The client’s main criterion for the redevelopment was that the existing character of the building should be maintained while maximising the net lettable floor area. This was achieved by retaining all four facades and reconstructing the internal floors. Careful investigation proved that the existing perimeter stanchions and foundations could remain unaltered. Re-using the majority of the original foundations also produced a design that did not affect the Bakerloo Line running tunnels that cross directly below one corner of the building.

Several studies were undertaken in the initial stages of the project to determine the position of the core and the number of columns within the building. With careful planning and optimising of the beam spans and services locations it proved possible to reduce the total number of internal columns to just four, giving the client excellent floor space. The adoption of a slimflor beam system and lightweight concrete metal deck floor slabs and the consequent reduction in load carried by the foundations enabled an additional floor to be inserted into the old banking hall area and an extra floor to be added for plant at roof level.

New angle brackets were welded to the existing stanchions during the demolition phase to assist in the erection of the steelwork frame. This simple procedure greatly assisted the following main-frame erection process and contributed to safe and efficient work on site.

Where appropriate, re-cycled materials were specified. In effect, the original embedded steelwork was re-cycled by its re-use in the new load-carrying frame. Trehearne Architects’ proposal was based on a design that would provide an environmentally friendly building with maximum net lettable area and fully integrated mechanical and electrical services. By carefully selecting the level of the first floor steelwork it was possible to use the existing full height ground floor windows to naturally light ground and first floor without affecting the external facade.

The newly refurbished building achieved an ‘excellent’ rating under the Building Research Establishment Environmental Assessment Method (BREEAM). This is uncommon for a refurbished air-conditioned building in central London.

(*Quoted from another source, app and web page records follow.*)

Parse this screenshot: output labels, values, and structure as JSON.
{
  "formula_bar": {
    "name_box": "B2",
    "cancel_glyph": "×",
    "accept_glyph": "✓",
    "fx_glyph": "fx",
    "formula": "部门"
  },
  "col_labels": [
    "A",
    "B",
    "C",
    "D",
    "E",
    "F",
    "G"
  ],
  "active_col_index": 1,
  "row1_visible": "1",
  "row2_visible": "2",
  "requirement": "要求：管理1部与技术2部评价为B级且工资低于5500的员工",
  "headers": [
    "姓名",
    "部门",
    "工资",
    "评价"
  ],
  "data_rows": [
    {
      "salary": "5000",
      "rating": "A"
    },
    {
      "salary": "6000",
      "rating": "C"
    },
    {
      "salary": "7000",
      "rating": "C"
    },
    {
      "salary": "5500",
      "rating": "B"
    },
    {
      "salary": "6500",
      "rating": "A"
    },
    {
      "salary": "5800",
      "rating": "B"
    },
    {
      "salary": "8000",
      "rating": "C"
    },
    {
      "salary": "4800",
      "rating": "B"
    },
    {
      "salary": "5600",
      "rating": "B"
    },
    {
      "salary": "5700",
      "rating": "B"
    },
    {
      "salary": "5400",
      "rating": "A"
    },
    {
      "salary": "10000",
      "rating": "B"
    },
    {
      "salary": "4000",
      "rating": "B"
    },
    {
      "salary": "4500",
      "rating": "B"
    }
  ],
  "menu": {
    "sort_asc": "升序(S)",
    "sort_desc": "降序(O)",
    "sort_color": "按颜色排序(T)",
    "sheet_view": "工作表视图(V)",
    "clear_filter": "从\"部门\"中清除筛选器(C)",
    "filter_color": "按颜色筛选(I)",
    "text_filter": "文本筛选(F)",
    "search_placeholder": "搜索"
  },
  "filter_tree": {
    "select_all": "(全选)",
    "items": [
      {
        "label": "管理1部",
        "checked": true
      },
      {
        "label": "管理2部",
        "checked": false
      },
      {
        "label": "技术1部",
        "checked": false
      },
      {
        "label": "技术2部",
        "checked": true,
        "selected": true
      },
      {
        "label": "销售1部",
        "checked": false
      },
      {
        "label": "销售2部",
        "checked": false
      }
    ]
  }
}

The key features of the building are the use of simple slimflor beam construction and lightweight concrete on metal decking floor slabs and the connection of the new internal steelwork frame to the original embedded steelwork stanchions. The use of the slimflor construction solution also allowed an unhindered services zone across each floor plate. Steelwork framing for the turrets, chimneys and vehicle entrance also shows that steelwork is a versatile material that can be used to deal with complicated geometry.

Judges’ Comment

s:

Kinnaird House represents a fine solution to the problems of inner city reconstructions, occupying a prominent site near London’s Trafalgar Square. The challenge of inserting new floors, with one additional storey, within the retained facades is a familiar one. The success in coping with the logistical problems of sequencing deliveries, new framing and reconstruction could only be achieved by the skilful use of steelwork.